McCulloch P, Taylor I, Sasako M, Lovett B, Griffin D. Randomised trials in surgery: problems and possible solutions. BMJ [Internet]. BMJ; 2002 [cited 2020 Jan 25];324:1448–51. Available from: http://www.ncbi.nlm.nih.gov/pubmed/12065273.
Morley RL, Edmondson MJ, Rowlands C, Blazeby JM, Hinchliffe RJ. Registration and publication of emergency and elective randomised controlled trials in surgery: a cohort study from trial registries. BMJ Open [Internet]. British Medical Journal Publishing Group; 2018 [cited 2020 Jan 25];8:e021700. Available from: http://www.ncbi.nlm.nih.gov/pubmed/29982216.

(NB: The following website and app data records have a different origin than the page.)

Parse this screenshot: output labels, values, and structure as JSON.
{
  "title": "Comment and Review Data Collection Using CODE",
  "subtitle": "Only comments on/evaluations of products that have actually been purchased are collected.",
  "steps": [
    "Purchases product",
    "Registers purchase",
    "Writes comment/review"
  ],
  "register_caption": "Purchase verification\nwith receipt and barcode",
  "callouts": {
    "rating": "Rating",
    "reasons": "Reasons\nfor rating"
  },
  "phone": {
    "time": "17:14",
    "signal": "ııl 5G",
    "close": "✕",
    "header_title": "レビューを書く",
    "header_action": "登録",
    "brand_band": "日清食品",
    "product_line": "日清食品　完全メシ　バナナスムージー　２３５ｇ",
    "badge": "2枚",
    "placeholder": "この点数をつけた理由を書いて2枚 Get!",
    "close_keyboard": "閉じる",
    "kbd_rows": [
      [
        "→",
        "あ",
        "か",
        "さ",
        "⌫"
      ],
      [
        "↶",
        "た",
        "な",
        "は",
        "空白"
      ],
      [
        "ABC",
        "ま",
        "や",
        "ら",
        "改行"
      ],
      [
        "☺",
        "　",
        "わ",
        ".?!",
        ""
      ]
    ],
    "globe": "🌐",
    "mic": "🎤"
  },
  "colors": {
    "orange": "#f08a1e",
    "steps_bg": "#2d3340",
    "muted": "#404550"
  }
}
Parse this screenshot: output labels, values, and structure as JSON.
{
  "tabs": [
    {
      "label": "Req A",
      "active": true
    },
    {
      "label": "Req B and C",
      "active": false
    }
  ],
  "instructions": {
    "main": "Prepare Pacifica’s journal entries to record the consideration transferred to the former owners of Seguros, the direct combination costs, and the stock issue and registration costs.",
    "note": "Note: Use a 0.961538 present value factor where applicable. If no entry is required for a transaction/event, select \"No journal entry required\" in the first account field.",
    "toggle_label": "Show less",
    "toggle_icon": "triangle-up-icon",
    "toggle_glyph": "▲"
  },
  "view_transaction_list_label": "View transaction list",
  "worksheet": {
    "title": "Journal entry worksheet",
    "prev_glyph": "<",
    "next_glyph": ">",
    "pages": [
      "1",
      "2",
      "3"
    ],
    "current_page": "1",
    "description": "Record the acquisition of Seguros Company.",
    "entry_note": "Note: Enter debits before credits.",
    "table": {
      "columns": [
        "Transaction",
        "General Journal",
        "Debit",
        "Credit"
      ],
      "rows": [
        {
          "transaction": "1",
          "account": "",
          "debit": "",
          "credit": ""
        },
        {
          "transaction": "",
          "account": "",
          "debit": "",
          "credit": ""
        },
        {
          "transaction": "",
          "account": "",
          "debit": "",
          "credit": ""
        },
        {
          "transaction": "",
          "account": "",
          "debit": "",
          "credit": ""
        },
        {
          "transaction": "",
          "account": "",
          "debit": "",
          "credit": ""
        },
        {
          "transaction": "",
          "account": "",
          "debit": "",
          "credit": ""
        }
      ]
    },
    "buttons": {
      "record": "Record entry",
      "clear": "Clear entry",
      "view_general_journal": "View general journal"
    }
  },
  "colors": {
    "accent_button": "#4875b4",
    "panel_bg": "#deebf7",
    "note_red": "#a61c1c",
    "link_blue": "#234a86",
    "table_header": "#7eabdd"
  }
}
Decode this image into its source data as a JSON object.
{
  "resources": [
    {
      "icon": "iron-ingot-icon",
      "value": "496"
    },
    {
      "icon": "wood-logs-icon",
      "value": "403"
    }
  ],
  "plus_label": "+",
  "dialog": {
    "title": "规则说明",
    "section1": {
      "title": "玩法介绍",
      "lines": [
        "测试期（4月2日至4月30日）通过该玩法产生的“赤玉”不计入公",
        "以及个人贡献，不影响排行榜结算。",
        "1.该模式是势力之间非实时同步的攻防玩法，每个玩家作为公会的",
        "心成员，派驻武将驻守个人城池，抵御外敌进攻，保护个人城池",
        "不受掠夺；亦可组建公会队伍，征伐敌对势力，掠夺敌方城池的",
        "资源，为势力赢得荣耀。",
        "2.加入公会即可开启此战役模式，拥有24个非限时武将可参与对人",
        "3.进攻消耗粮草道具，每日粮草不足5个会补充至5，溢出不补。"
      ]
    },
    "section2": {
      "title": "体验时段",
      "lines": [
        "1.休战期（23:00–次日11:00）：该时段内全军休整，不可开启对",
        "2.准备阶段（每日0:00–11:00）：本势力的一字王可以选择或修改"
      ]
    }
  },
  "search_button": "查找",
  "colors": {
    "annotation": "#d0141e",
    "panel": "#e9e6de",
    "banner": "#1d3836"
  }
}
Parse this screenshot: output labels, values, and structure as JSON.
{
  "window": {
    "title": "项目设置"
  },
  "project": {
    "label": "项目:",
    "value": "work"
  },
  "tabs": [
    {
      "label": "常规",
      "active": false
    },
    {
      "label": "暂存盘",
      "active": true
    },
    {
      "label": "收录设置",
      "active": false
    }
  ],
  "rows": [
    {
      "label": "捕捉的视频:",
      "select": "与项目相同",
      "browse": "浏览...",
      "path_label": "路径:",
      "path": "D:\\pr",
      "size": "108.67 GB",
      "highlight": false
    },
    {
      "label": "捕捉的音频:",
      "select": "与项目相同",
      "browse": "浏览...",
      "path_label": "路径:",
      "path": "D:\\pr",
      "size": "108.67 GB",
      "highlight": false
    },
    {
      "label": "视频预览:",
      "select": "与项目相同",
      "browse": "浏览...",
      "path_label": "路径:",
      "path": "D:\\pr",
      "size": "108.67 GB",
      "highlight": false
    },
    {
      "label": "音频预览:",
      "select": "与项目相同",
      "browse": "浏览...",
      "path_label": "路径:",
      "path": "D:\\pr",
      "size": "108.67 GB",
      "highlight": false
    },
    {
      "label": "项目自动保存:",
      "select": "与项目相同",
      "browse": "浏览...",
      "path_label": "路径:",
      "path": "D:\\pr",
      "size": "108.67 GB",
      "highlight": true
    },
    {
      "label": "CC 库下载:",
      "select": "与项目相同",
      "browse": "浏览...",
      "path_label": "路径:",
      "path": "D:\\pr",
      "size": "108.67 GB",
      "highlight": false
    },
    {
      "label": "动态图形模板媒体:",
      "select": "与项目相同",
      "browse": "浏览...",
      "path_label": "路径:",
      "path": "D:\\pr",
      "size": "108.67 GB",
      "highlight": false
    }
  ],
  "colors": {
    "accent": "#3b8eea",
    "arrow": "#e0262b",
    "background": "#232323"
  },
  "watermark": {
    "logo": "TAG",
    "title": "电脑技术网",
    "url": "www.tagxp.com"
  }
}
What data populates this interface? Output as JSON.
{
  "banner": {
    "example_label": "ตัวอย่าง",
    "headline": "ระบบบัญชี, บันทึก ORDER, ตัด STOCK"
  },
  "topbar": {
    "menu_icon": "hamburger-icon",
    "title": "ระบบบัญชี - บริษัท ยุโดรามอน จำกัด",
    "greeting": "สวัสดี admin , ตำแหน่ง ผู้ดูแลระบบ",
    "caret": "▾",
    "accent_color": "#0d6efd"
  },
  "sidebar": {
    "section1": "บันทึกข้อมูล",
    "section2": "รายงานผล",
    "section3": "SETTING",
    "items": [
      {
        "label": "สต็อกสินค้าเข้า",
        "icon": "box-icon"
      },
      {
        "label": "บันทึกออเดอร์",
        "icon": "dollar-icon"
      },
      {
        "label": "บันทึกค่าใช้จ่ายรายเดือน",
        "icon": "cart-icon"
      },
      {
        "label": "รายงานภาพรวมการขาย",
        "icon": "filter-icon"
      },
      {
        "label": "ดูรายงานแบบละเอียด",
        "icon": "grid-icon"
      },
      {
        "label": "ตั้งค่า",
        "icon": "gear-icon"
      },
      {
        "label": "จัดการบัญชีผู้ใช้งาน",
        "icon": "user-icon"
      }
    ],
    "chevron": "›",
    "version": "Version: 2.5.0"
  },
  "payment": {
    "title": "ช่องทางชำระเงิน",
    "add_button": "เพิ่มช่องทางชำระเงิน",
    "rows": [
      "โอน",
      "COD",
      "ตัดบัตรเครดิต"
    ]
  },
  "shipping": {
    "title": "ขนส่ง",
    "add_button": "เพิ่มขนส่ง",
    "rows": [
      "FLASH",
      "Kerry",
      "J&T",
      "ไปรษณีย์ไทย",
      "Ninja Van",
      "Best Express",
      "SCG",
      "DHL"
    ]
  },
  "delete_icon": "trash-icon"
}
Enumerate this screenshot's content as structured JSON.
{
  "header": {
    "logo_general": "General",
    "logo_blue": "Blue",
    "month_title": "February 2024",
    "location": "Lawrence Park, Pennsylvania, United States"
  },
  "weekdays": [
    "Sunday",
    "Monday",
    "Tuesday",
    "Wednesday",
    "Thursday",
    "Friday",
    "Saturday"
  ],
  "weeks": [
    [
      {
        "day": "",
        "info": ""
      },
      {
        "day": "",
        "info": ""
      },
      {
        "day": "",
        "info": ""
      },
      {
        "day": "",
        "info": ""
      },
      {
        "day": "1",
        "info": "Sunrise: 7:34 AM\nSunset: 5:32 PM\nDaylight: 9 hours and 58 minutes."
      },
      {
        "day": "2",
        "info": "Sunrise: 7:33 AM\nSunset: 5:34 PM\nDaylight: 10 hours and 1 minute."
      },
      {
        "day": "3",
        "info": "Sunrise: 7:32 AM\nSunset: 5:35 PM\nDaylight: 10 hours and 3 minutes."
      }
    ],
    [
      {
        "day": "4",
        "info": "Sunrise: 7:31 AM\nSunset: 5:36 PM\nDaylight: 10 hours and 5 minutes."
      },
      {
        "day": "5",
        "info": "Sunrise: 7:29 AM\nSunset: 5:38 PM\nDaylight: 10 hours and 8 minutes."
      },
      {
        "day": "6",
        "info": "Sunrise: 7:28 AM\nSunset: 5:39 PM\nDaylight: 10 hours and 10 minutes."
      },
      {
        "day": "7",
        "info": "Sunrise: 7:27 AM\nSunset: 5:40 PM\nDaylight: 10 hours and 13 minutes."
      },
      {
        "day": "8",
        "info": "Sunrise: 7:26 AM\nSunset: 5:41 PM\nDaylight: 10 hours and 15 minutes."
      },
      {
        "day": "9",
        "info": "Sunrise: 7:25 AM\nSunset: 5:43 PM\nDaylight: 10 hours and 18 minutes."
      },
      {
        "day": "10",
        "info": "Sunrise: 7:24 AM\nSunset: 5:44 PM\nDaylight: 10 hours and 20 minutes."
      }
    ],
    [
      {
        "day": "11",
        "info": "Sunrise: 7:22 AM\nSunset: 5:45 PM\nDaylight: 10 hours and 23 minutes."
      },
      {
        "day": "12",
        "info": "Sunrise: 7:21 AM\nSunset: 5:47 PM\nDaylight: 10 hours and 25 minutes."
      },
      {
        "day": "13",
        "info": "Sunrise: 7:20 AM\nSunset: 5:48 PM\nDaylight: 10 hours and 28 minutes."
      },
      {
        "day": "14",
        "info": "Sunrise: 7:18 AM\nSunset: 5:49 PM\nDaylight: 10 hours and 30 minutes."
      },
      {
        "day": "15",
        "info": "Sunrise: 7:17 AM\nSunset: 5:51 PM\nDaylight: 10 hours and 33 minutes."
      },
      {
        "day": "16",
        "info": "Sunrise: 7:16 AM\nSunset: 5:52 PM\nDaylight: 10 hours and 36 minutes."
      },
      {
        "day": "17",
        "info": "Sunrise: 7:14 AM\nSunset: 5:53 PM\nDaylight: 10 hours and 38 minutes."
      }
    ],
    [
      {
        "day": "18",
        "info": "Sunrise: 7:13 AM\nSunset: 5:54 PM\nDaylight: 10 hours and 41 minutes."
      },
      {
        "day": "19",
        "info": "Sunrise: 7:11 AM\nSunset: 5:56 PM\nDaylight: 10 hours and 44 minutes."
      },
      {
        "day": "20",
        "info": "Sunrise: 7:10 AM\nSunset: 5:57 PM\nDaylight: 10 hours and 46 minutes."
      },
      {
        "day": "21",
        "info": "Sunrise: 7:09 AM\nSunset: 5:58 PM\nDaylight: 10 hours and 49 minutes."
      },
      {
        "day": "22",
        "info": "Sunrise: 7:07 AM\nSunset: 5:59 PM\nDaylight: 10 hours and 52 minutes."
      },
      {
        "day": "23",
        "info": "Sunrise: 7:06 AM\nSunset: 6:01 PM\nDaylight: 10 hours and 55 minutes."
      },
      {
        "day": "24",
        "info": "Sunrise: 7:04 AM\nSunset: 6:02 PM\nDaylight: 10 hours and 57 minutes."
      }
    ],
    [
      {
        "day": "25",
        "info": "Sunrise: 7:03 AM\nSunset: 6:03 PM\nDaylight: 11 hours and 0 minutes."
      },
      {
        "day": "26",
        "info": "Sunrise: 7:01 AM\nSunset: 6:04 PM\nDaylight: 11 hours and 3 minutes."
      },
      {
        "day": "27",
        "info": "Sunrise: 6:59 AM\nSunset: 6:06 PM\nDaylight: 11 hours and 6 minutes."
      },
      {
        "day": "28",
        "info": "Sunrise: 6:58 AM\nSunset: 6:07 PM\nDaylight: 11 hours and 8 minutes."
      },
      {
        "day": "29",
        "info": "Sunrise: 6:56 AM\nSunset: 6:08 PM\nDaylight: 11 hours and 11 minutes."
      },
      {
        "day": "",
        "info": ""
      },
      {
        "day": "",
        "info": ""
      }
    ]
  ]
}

Doig CJ, Page SA, McKee JL, Moore EE, Abu-Zidan FM, Carroll R, et al. Ethical considerations in conducting surgical research in severe complicated intra-abdominal sepsis. World J Emerg Surg [Internet]. BioMed Central; 2019 [cited 2020 Jan 25];14:39. Available from: https://doi.org/10.1186/s13017-019-0259-9.
Guyatt GH, Oxman AD, Vist GE, Kunz R, Falck-Ytter Y, Alonso-Coello P, et al. GRADE: an emerging consensus on rating quality of evidence and strength of recommendations. BMJ [Internet]. 2008 [cited 2019 Jun 1];336:924–6. Available from: http://www.ncbi.nlm.nih.gov/pubmed/18436948.
Brouwers MC, Kho ME, Browman GP, Burgers JS, Cluzeau F, Feder G, et al. AGREE II: advancing guideline development, reporting and evaluation in health care. Can Med Assoc J [Internet]. 2010;182:E839–42. Available from: http://www.cmaj.ca/cgi/doi/10.1503/cmaj.090449.
Coccolini F, Catena F, Montori G, Ceresoli M, Manfredi R, Nita GE, et al. IROA: the International Register of Open Abdomen. World J Emerg Surg [Internet]. World Journal of Emergency Surgery; 2015;10:37. Available from: http://www.wjes.org/content/10/1/37.
Kirkpatrick AW, Coccolini F, Ansaloni L, Roberts DJ, Tolonen M, McKee JL, et al. Closed Or Open after Source Control Laparotomy for Severe Complicated Intra-Abdominal Sepsis (the COOL trial): study protocol for a randomized controlled trial. World J Emerg Surg [Internet]. 2018 [cited 2019 Oct 28];13:26. Available from: http://www.ncbi.nlm.nih.gov/pubmed/29977328.
Ethics approval and consent to participate
Consent for publication
All the authors declare to have no competing interests.
Springer Nature remains neutral with regard to jurisdictional claims in published maps and institutional affiliations.
About this article
Cite this article
Ceresoli, M., Coccolini, F., Biffl, W.L. et al. WSES guidelines updates. World J Emerg Surg 15, 39 (2020). https://doi.org/10.1186/s13017-020-00318-z